What this exercise requires is a verbatim reproduction of the data below.

============================================================

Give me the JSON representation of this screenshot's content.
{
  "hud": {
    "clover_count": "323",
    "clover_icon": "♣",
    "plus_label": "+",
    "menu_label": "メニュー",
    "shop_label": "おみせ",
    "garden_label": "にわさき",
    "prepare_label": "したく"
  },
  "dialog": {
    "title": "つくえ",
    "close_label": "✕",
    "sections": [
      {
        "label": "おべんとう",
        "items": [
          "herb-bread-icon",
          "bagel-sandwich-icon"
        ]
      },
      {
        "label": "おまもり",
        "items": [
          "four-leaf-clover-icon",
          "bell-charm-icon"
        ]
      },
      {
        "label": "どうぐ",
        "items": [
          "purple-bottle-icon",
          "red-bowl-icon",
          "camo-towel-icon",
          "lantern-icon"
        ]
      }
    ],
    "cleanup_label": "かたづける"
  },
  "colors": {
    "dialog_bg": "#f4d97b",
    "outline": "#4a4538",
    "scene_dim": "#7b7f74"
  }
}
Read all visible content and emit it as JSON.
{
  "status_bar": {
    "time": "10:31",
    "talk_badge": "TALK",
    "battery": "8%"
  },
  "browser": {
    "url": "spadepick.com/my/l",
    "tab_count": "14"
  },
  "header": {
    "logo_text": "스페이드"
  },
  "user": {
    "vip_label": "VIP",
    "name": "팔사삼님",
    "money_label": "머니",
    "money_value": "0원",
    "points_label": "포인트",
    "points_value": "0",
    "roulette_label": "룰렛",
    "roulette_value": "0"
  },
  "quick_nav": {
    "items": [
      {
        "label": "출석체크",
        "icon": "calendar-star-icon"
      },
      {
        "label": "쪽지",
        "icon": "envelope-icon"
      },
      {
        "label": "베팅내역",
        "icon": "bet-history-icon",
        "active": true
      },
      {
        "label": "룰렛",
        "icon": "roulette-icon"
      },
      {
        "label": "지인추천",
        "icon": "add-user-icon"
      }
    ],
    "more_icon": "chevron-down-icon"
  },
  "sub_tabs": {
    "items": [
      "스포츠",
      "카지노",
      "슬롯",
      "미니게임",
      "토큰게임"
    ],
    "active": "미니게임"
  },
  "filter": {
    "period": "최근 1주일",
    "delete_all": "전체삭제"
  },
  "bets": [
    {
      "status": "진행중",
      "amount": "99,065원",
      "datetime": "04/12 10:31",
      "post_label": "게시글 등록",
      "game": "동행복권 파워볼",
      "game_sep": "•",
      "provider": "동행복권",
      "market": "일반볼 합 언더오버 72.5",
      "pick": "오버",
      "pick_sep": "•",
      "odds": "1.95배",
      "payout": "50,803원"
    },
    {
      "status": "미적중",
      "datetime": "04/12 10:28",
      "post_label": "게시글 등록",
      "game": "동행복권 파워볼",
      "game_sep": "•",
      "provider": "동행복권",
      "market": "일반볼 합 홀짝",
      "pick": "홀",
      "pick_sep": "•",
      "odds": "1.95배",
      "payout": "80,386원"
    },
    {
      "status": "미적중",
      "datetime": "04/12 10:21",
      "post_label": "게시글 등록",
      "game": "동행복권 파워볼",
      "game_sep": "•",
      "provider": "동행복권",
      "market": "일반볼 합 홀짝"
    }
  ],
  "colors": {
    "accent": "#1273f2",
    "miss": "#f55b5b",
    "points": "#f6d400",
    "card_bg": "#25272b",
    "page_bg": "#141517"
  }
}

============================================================

• [Your solution]:
Give me the JSON representation of this screenshot's content.
{
  "hud": {
    "clover_count": "323",
    "clover_icon": "♣",
    "plus_label": "+",
    "menu_label": "メニュー",
    "shop_label": "おみせ",
    "garden_label": "にわさき",
    "prepare_label": "したく"
  },
  "dialog": {
    "title": "つくえ",
    "close_label": "✕",
    "sections": [
      {
        "label": "おべんとう",
        "items": [
          "herb-bread-icon",
          "bagel-sandwich-icon"
        ]
      },
      {
        "label": "おまもり",
        "items": [
          "four-leaf-clover-icon",
          "bell-charm-icon"
        ]
      },
      {
        "label": "どうぐ",
        "items": [
          "purple-bottle-icon",
          "red-bowl-icon",
          "camo-towel-icon",
          "lantern-icon"
        ]
      }
    ],
    "cleanup_label": "かたづける"
  },
  "colors": {
    "dialog_bg": "#f4d97b",
    "outline": "#4a4538",
    "scene_dim": "#7b7f74"
  }
}
Read all visible content and emit it as JSON.
{
  "status_bar": {
    "time": "10:31",
    "talk_badge": "TALK",
    "battery": "8%"
  },
  "browser": {
    "url": "spadepick.com/my/l",
    "tab_count": "14"
  },
  "header": {
    "logo_text": "스페이드"
  },
  "user": {
    "vip_label": "VIP",
    "name": "팔사삼님",
    "money_label": "머니",
    "money_value": "0원",
    "points_label": "포인트",
    "points_value": "0",
    "roulette_label": "룰렛",
    "roulette_value": "0"
  },
  "quick_nav": {
    "items": [
      {
        "label": "출석체크",
        "icon": "calendar-star-icon"
      },
      {
        "label": "쪽지",
        "icon": "envelope-icon"
      },
      {
        "label": "베팅내역",
        "icon": "bet-history-icon",
        "active": true
      },
      {
        "label": "룰렛",
        "icon": "roulette-icon"
      },
      {
        "label": "지인추천",
        "icon": "add-user-icon"
      }
    ],
    "more_icon": "chevron-down-icon"
  },
  "sub_tabs": {
    "items": [
      "스포츠",
      "카지노",
      "슬롯",
      "미니게임",
      "토큰게임"
    ],
    "active": "미니게임"
  },
  "filter": {
    "period": "최근 1주일",
    "delete_all": "전체삭제"
  },
  "bets": [
    {
      "status": "진행중",
      "amount": "99,065원",
      "datetime": "04/12 10:31",
      "post_label": "게시글 등록",
      "game": "동행복권 파워볼",
      "game_sep": "•",
      "provider": "동행복권",
      "market": "일반볼 합 언더오버 72.5",
      "pick": "오버",
      "pick_sep": "•",
      "odds": "1.95배",
      "payout": "50,803원"
    },
    {
      "status": "미적중",
      "datetime": "04/12 10:28",
      "post_label": "게시글 등록",
      "game": "동행복권 파워볼",
      "game_sep": "•",
      "provider": "동행복권",
      "market": "일반볼 합 홀짝",
      "pick": "홀",
      "pick_sep": "•",
      "odds": "1.95배",
      "payout": "80,386원"
    },
    {
      "status": "미적중",
      "datetime": "04/12 10:21",
      "post_label": "게시글 등록",
      "game": "동행복권 파워볼",
      "game_sep": "•",
      "provider": "동행복권",
      "market": "일반볼 합 홀짝"
    }
  ],
  "colors": {
    "accent": "#1273f2",
    "miss": "#f55b5b",
    "points": "#f6d400",
    "card_bg": "#25272b",
    "page_bg": "#141517"
  }
}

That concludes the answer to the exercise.